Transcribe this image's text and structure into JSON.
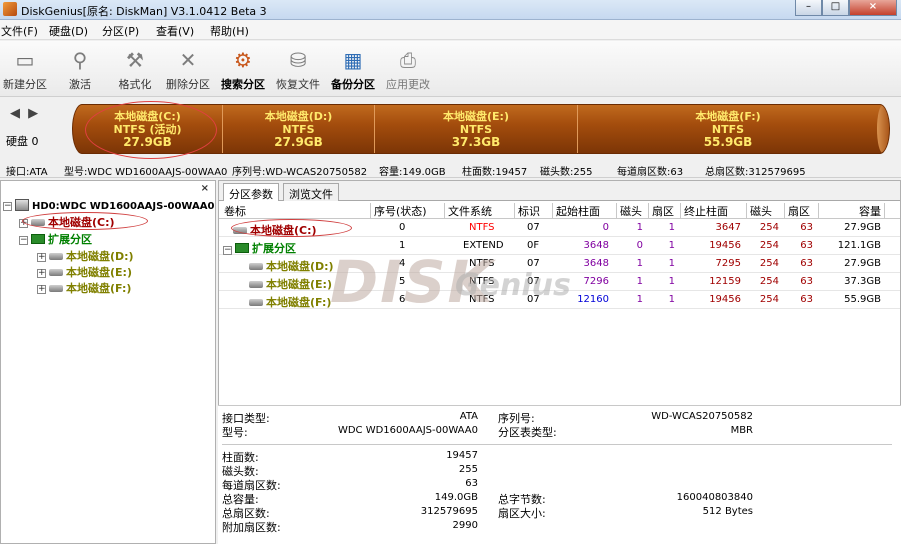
{
  "app": {
    "title": "DiskGenius[原名: DiskMan] V3.1.0412 Beta 3"
  },
  "window_buttons": {
    "minimize": "–",
    "maximize": "□",
    "close": "×"
  },
  "menu": [
    "文件(F)",
    "硬盘(D)",
    "分区(P)",
    "查看(V)",
    "帮助(H)"
  ],
  "toolbar": [
    {
      "label": "新建分区",
      "icon": "new-partition-icon",
      "state": "normal"
    },
    {
      "label": "激活",
      "icon": "activate-icon",
      "state": "normal"
    },
    {
      "label": "格式化",
      "icon": "format-icon",
      "state": "normal"
    },
    {
      "label": "删除分区",
      "icon": "delete-icon",
      "state": "normal"
    },
    {
      "label": "搜索分区",
      "icon": "search-partition-icon",
      "state": "bold"
    },
    {
      "label": "恢复文件",
      "icon": "recover-files-icon",
      "state": "normal"
    },
    {
      "label": "备份分区",
      "icon": "backup-icon",
      "state": "bold"
    },
    {
      "label": "应用更改",
      "icon": "apply-icon",
      "state": "disabled"
    }
  ],
  "disk_nav": {
    "label": "硬盘 0",
    "arrows": "◀ ▶"
  },
  "partitions_bar": [
    {
      "name": "本地磁盘(C:)",
      "fs": "NTFS (活动)",
      "size": "27.9GB"
    },
    {
      "name": "本地磁盘(D:)",
      "fs": "NTFS",
      "size": "27.9GB"
    },
    {
      "name": "本地磁盘(E:)",
      "fs": "NTFS",
      "size": "37.3GB"
    },
    {
      "name": "本地磁盘(F:)",
      "fs": "NTFS",
      "size": "55.9GB"
    }
  ],
  "info_bar": [
    "接口:ATA",
    "型号:WDC WD1600AAJS-00WAA0",
    "序列号:WD-WCAS20750582",
    "容量:149.0GB",
    "柱面数:19457",
    "磁头数:255",
    "每道扇区数:63",
    "总扇区数:312579695"
  ],
  "tree": {
    "close": "×",
    "disk": "HD0:WDC WD1600AAJS-00WAA0",
    "items": [
      {
        "label": "本地磁盘(C:)",
        "level": 1,
        "type": "drive",
        "color": "#a00000"
      },
      {
        "label": "扩展分区",
        "level": 1,
        "type": "extended",
        "color": "#008000"
      },
      {
        "label": "本地磁盘(D:)",
        "level": 2,
        "type": "drive",
        "color": "#808000"
      },
      {
        "label": "本地磁盘(E:)",
        "level": 2,
        "type": "drive",
        "color": "#808000"
      },
      {
        "label": "本地磁盘(F:)",
        "level": 2,
        "type": "drive",
        "color": "#808000"
      }
    ]
  },
  "tabs": [
    {
      "label": "分区参数",
      "active": true
    },
    {
      "label": "浏览文件",
      "active": false
    }
  ],
  "grid": {
    "headers": [
      "卷标",
      "序号(状态)",
      "文件系统",
      "标识",
      "起始柱面",
      "磁头",
      "扇区",
      "终止柱面",
      "磁头",
      "扇区",
      "容量"
    ],
    "rows": [
      {
        "name": "本地磁盘(C:)",
        "num": "0",
        "fs": "NTFS",
        "id": "07",
        "sc": "0",
        "sh": "1",
        "ss": "1",
        "ec": "3647",
        "eh": "254",
        "es": "63",
        "cap": "27.9GB",
        "kind": "c"
      },
      {
        "name": "扩展分区",
        "num": "1",
        "fs": "EXTEND",
        "id": "0F",
        "sc": "3648",
        "sh": "0",
        "ss": "1",
        "ec": "19456",
        "eh": "254",
        "es": "63",
        "cap": "121.1GB",
        "kind": "ext"
      },
      {
        "name": "本地磁盘(D:)",
        "num": "4",
        "fs": "NTFS",
        "id": "07",
        "sc": "3648",
        "sh": "1",
        "ss": "1",
        "ec": "7295",
        "eh": "254",
        "es": "63",
        "cap": "27.9GB",
        "kind": "log"
      },
      {
        "name": "本地磁盘(E:)",
        "num": "5",
        "fs": "NTFS",
        "id": "07",
        "sc": "7296",
        "sh": "1",
        "ss": "1",
        "ec": "12159",
        "eh": "254",
        "es": "63",
        "cap": "37.3GB",
        "kind": "log"
      },
      {
        "name": "本地磁盘(F:)",
        "num": "6",
        "fs": "NTFS",
        "id": "07",
        "sc": "12160",
        "sh": "1",
        "ss": "1",
        "ec": "19456",
        "eh": "254",
        "es": "63",
        "cap": "55.9GB",
        "kind": "log"
      }
    ]
  },
  "watermark": {
    "main": "DISK",
    "sub": "Genius"
  },
  "details": {
    "left_top": [
      {
        "label": "接口类型:",
        "value": "ATA"
      },
      {
        "label": "型号:",
        "value": "WDC WD1600AAJS-00WAA0"
      }
    ],
    "right_top": [
      {
        "label": "序列号:",
        "value": "WD-WCAS20750582"
      },
      {
        "label": "分区表类型:",
        "value": "MBR"
      }
    ],
    "left_bottom": [
      {
        "label": "柱面数:",
        "value": "19457"
      },
      {
        "label": "磁头数:",
        "value": "255"
      },
      {
        "label": "每道扇区数:",
        "value": "63"
      },
      {
        "label": "总容量:",
        "value": "149.0GB"
      },
      {
        "label": "总扇区数:",
        "value": "312579695"
      },
      {
        "label": "附加扇区数:",
        "value": "2990"
      }
    ],
    "right_bottom": [
      {
        "label": "总字节数:",
        "value": "160040803840"
      },
      {
        "label": "扇区大小:",
        "value": "512 Bytes"
      }
    ]
  }
}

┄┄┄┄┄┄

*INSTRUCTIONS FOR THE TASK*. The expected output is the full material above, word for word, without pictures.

*SOLUTION*.
Transcribe this image's text and structure into JSON.
{
  "app": {
    "title": "DiskGenius[原名: DiskMan] V3.1.0412 Beta 3"
  },
  "window_buttons": {
    "minimize": "–",
    "maximize": "□",
    "close": "×"
  },
  "menu": [
    "文件(F)",
    "硬盘(D)",
    "分区(P)",
    "查看(V)",
    "帮助(H)"
  ],
  "toolbar": [
    {
      "label": "新建分区",
      "icon": "new-partition-icon",
      "state": "normal"
    },
    {
      "label": "激活",
      "icon": "activate-icon",
      "state": "normal"
    },
    {
      "label": "格式化",
      "icon": "format-icon",
      "state": "normal"
    },
    {
      "label": "删除分区",
      "icon": "delete-icon",
      "state": "normal"
    },
    {
      "label": "搜索分区",
      "icon": "search-partition-icon",
      "state": "bold"
    },
    {
      "label": "恢复文件",
      "icon": "recover-files-icon",
      "state": "normal"
    },
    {
      "label": "备份分区",
      "icon": "backup-icon",
      "state": "bold"
    },
    {
      "label": "应用更改",
      "icon": "apply-icon",
      "state": "disabled"
    }
  ],
  "disk_nav": {
    "label": "硬盘 0",
    "arrows": "◀ ▶"
  },
  "partitions_bar": [
    {
      "name": "本地磁盘(C:)",
      "fs": "NTFS (活动)",
      "size": "27.9GB"
    },
    {
      "name": "本地磁盘(D:)",
      "fs": "NTFS",
      "size": "27.9GB"
    },
    {
      "name": "本地磁盘(E:)",
      "fs": "NTFS",
      "size": "37.3GB"
    },
    {
      "name": "本地磁盘(F:)",
      "fs": "NTFS",
      "size": "55.9GB"
    }
  ],
  "info_bar": [
    "接口:ATA",
    "型号:WDC WD1600AAJS-00WAA0",
    "序列号:WD-WCAS20750582",
    "容量:149.0GB",
    "柱面数:19457",
    "磁头数:255",
    "每道扇区数:63",
    "总扇区数:312579695"
  ],
  "tree": {
    "close": "×",
    "disk": "HD0:WDC WD1600AAJS-00WAA0",
    "items": [
      {
        "label": "本地磁盘(C:)",
        "level": 1,
        "type": "drive",
        "color": "#a00000"
      },
      {
        "label": "扩展分区",
        "level": 1,
        "type": "extended",
        "color": "#008000"
      },
      {
        "label": "本地磁盘(D:)",
        "level": 2,
        "type": "drive",
        "color": "#808000"
      },
      {
        "label": "本地磁盘(E:)",
        "level": 2,
        "type": "drive",
        "color": "#808000"
      },
      {
        "label": "本地磁盘(F:)",
        "level": 2,
        "type": "drive",
        "color": "#808000"
      }
    ]
  },
  "tabs": [
    {
      "label": "分区参数",
      "active": true
    },
    {
      "label": "浏览文件",
      "active": false
    }
  ],
  "grid": {
    "headers": [
      "卷标",
      "序号(状态)",
      "文件系统",
      "标识",
      "起始柱面",
      "磁头",
      "扇区",
      "终止柱面",
      "磁头",
      "扇区",
      "容量"
    ],
    "rows": [
      {
        "name": "本地磁盘(C:)",
        "num": "0",
        "fs": "NTFS",
        "id": "07",
        "sc": "0",
        "sh": "1",
        "ss": "1",
        "ec": "3647",
        "eh": "254",
        "es": "63",
        "cap": "27.9GB",
        "kind": "c"
      },
      {
        "name": "扩展分区",
        "num": "1",
        "fs": "EXTEND",
        "id": "0F",
        "sc": "3648",
        "sh": "0",
        "ss": "1",
        "ec": "19456",
        "eh": "254",
        "es": "63",
        "cap": "121.1GB",
        "kind": "ext"
      },
      {
        "name": "本地磁盘(D:)",
        "num": "4",
        "fs": "NTFS",
        "id": "07",
        "sc": "3648",
        "sh": "1",
        "ss": "1",
        "ec": "7295",
        "eh": "254",
        "es": "63",
        "cap": "27.9GB",
        "kind": "log"
      },
      {
        "name": "本地磁盘(E:)",
        "num": "5",
        "fs": "NTFS",
        "id": "07",
        "sc": "7296",
        "sh": "1",
        "ss": "1",
        "ec": "12159",
        "eh": "254",
        "es": "63",
        "cap": "37.3GB",
        "kind": "log"
      },
      {
        "name": "本地磁盘(F:)",
        "num": "6",
        "fs": "NTFS",
        "id": "07",
        "sc": "12160",
        "sh": "1",
        "ss": "1",
        "ec": "19456",
        "eh": "254",
        "es": "63",
        "cap": "55.9GB",
        "kind": "log"
      }
    ]
  },
  "watermark": {
    "main": "DISK",
    "sub": "Genius"
  },
  "details": {
    "left_top": [
      {
        "label": "接口类型:",
        "value": "ATA"
      },
      {
        "label": "型号:",
        "value": "WDC WD1600AAJS-00WAA0"
      }
    ],
    "right_top": [
      {
        "label": "序列号:",
        "value": "WD-WCAS20750582"
      },
      {
        "label": "分区表类型:",
        "value": "MBR"
      }
    ],
    "left_bottom": [
      {
        "label": "柱面数:",
        "value": "19457"
      },
      {
        "label": "磁头数:",
        "value": "255"
      },
      {
        "label": "每道扇区数:",
        "value": "63"
      },
      {
        "label": "总容量:",
        "value": "149.0GB"
      },
      {
        "label": "总扇区数:",
        "value": "312579695"
      },
      {
        "label": "附加扇区数:",
        "value": "2990"
      }
    ],
    "right_bottom": [
      {
        "label": "总字节数:",
        "value": "160040803840"
      },
      {
        "label": "扇区大小:",
        "value": "512 Bytes"
      }
    ]
  }
}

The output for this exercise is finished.